Granted, it helps that William Holden, Faye Dunaway, Peter Finch, Robert Duvall, and Ned Beatty are the ones reciting Chayefsky’s words. While Lumet was instrumental in putting this film on celluloid, it’s truly Chayefsky’s film. So much so that the opening credits provide a title that I’d never seen before and most likely never will again. Instead of getting a “film by” or a “written by” credit, Chayefsky gets an overall “by” credit, as in “NETWORK by PADDY CHAYEFSKY” as if you were reading the title of a play or a novel rather than a film. Incredible given how directors are treated as auteurs and that this particular helmer had just filmed one of the classics of 1970s cinema, Dog Day Afternoon. It shows how much respect everyone had for Chayefsky, his vision, and his script; it’s the kind of thing that, as a lover of film and writer myself, I love seeing. Because while film is a highly collaborative medium, without the founding blocks of a story, of characters, of words on a page, actors won’t have any lines to recite or actions to express. Without them, directors won’t have scenes to shoot. Without Chayefsky, there’d have been no Network.

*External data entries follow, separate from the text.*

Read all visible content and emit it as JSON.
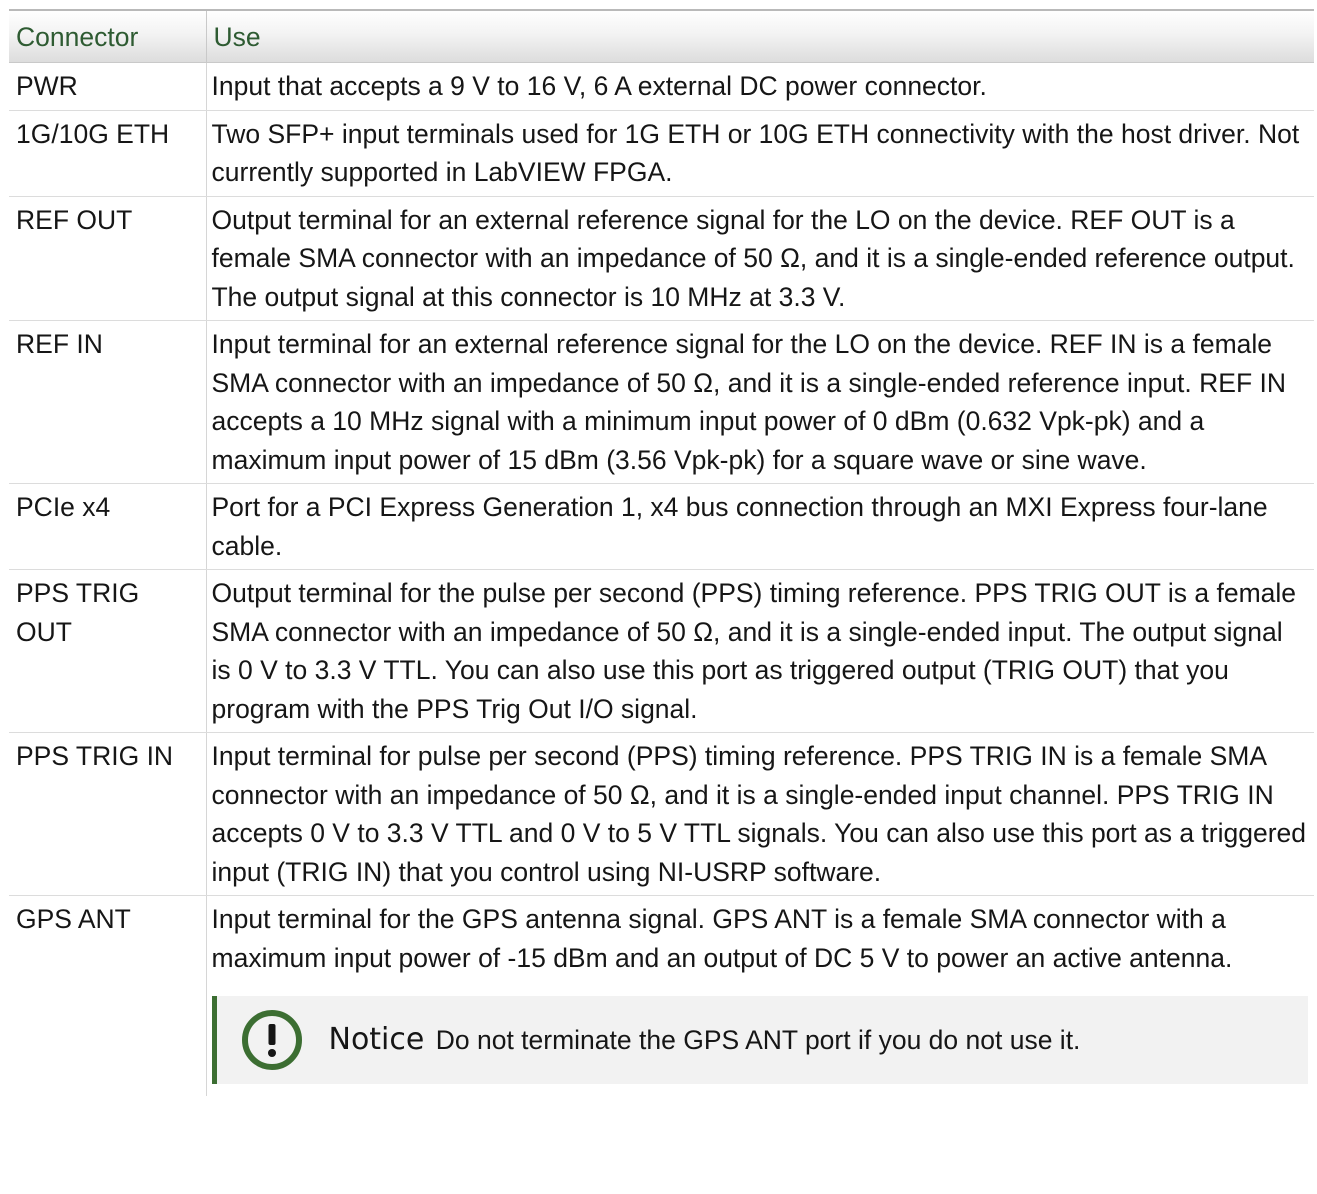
{
  "table": {
    "headers": [
      "Connector",
      "Use"
    ],
    "rows": [
      {
        "connector": "PWR",
        "use": "Input that accepts a 9 V to 16 V, 6 A external DC power connector."
      },
      {
        "connector": "1G/10G ETH",
        "use": "Two SFP+ input terminals used for 1G ETH or 10G ETH connectivity with the host driver. Not currently supported in LabVIEW FPGA."
      },
      {
        "connector": "REF OUT",
        "use": "Output terminal for an external reference signal for the LO on the device. REF OUT is a female SMA connector with an impedance of 50 Ω, and it is a single-ended reference output. The output signal at this connector is 10 MHz at 3.3 V."
      },
      {
        "connector": "REF IN",
        "use": "Input terminal for an external reference signal for the LO on the device. REF IN is a female SMA connector with an impedance of 50 Ω, and it is a single-ended reference input. REF IN accepts a 10 MHz signal with a minimum input power of 0 dBm (0.632 Vpk-pk) and a maximum input power of 15 dBm (3.56 Vpk-pk) for a square wave or sine wave."
      },
      {
        "connector": "PCIe x4",
        "use": "Port for a PCI Express Generation 1, x4 bus connection through an MXI Express four-lane cable."
      },
      {
        "connector": "PPS TRIG OUT",
        "use": "Output terminal for the pulse per second (PPS) timing reference. PPS TRIG OUT is a female SMA connector with an impedance of 50 Ω, and it is a single-ended input. The output signal is 0 V to 3.3 V TTL. You can also use this port as triggered output (TRIG OUT) that you program with the PPS Trig Out I/O signal."
      },
      {
        "connector": "PPS TRIG IN",
        "use": "Input terminal for pulse per second (PPS) timing reference. PPS TRIG IN is a female SMA connector with an impedance of 50 Ω, and it is a single-ended input channel. PPS TRIG IN accepts 0 V to 3.3 V TTL and 0 V to 5 V TTL signals. You can also use this port as a triggered input (TRIG IN) that you control using NI-USRP software."
      },
      {
        "connector": "GPS ANT",
        "use": "Input terminal for the GPS antenna signal. GPS ANT is a female SMA connector with a maximum input power of -15 dBm and an output of DC 5 V to power an active antenna."
      }
    ]
  },
  "notice": {
    "icon": "exclamation-circle-icon",
    "title": "Notice",
    "text": "Do not terminate the GPS ANT port if you do not use it.",
    "accent_color": "#3c6e32",
    "background_color": "#f2f2f2"
  },
  "colors": {
    "header_text": "#2e5b32",
    "body_text": "#161616",
    "grid_lines": "#dcdcdc"
  }
}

For all of his incredibly accurate prognostication, there was one part of the whole vision of news media that he got wrong. In the film, despite Beale’s on-air lunacy hurting the network’s upcoming major business deal, head honcho Jensen kept Beale on the air, something that Roger Ailes certainly didn’t do with Glenn Beck, whose own plummeting ratings led to his contract not being renewed with Fox News. Unfortunately for us, though, Chayefsky certainly did get most of it right, especially the line, “And when the 12th largest company in the world controls the most awesome goddamn propaganda force in the whole godless world, who knows what shit will be peddled for truth on this network?” I wonder if Chayefsky himself knew just how far it would all go.
Bishop the android, several hundred years before getting torn in half in outer space, found his previous job in casting to be way, way worse than flying the Sulaco.
Excellent on all levels and chocked full of features. Although, if you already have the two-disc special edition from a few years ago, you probably won’t need this edition for the the extras. Still, it’s a gorgeous film in 1080p. And if you don’t already own the DVD, pick this up; the 6-part making-of documentary alone is fantastic. Plus there’s commentary by the recently departed Sidney Lumet, a true master of his craft.
Out of a Possible 5 Stars
“WHERE IS THE BIRTH CERTIFICATE!?”